Decommissioning a Medical Waste Incinerator Facility
S. M. Austin, R. A. Zoon, C. A. Ribaudo
Until May 1994 the National Institutes of Health (NIH) operated three medical pathological waste (MPW) incinerators for the destruction and volume reduction of MPW generated at NIH. A small fraction of the MPW contained low levels of radioactivity from patient care areas and research laboratories. NIH was authorized by the U.S. Nuclear Regulatory Commission (NRC) to incinerate radioactive materials. The NIH Radiation Safety Branch (RSB) conducted surveys of the incinerators, ancillary equipment, and potentially affected areas to determine if residual radioactivity remained from past licensed operations. A review of past incineration activities was conducted to determine which licensed radionuclides may be present in the building. Since decommissioning survey guidance had not been finalized by the NRC and the U.S. Environmental Protection Agency (NUREG-1575, "Multi-Agency Radiation Survey and Site Investigation Manual") at the time the decommissioning occurred, the approach was to use the guidance in NUREG CR-5849, "Manual for Conducting Radiological Surveys in Support of License Termination". Guidelines for acceptable residual radioactive contamination specified in NRC Regulatory Guide 8.23, Table 2, "Recommended Action Levels For Removable Surface Contamination In Medical Institutions" (Line 1, "Unrestricted Areas"), and Table 3, "Acceptable Surface Contamination Levels For Uncontrolled Release Of Equipment", were used to decide if cleanup of residual radioactivity was required. Equipment and areas that had the highest potential for radioactive contamination were identified and an initial scoping survey was conducted. Because of the low-likelihood of contamination, and the fact that the affected areas were well known at the time of the action, the scoping survey was designed more like a characterization survey. A thorough evaluation of the levels of residual radioactivity was to be determined during this first survey to save time and effort. It was decided that if no radioactive contamination above release guidelines was found during the scoping survey then no additional actions were to be taken. The equipment and building would be acceptable for unrestricted use. A second characterization survey would have been conducted in any areas where radioactive contamination was found above the release guidelines during the scoping survey. If contamination above the release guidelines was confirmed, decontamination of the affected equipment or areas would proceed. Final status surveys would then be conducted to assure that equipment or areas had been successfully cleaned to levels below the release guidelines.

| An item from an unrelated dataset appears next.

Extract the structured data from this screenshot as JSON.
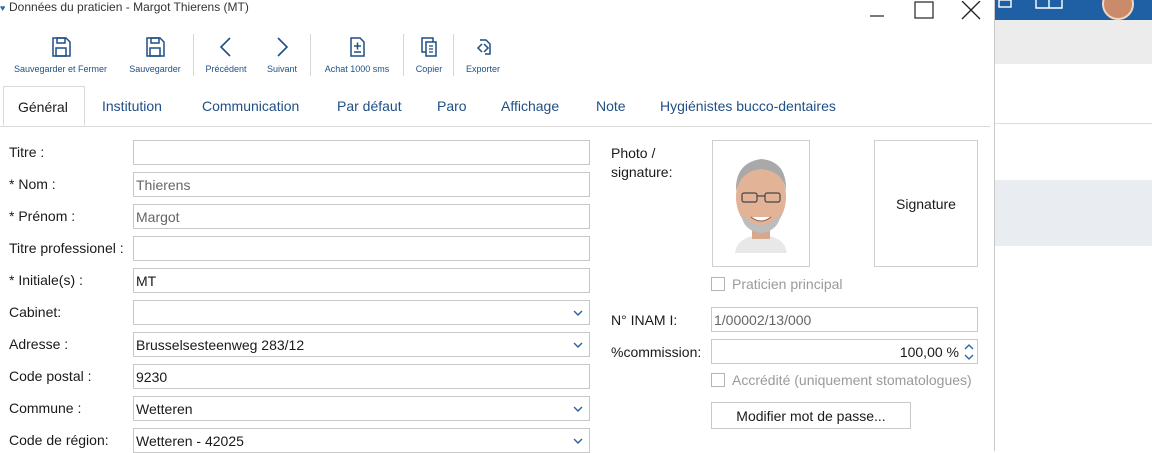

This abstract was presented at the 35th Annual Midyear Meeting, "Decommissioning and Environmental Restoration", Decommissioning 3 Session, 2/17/2002 - 2/20/2002, held in Orlando, FL.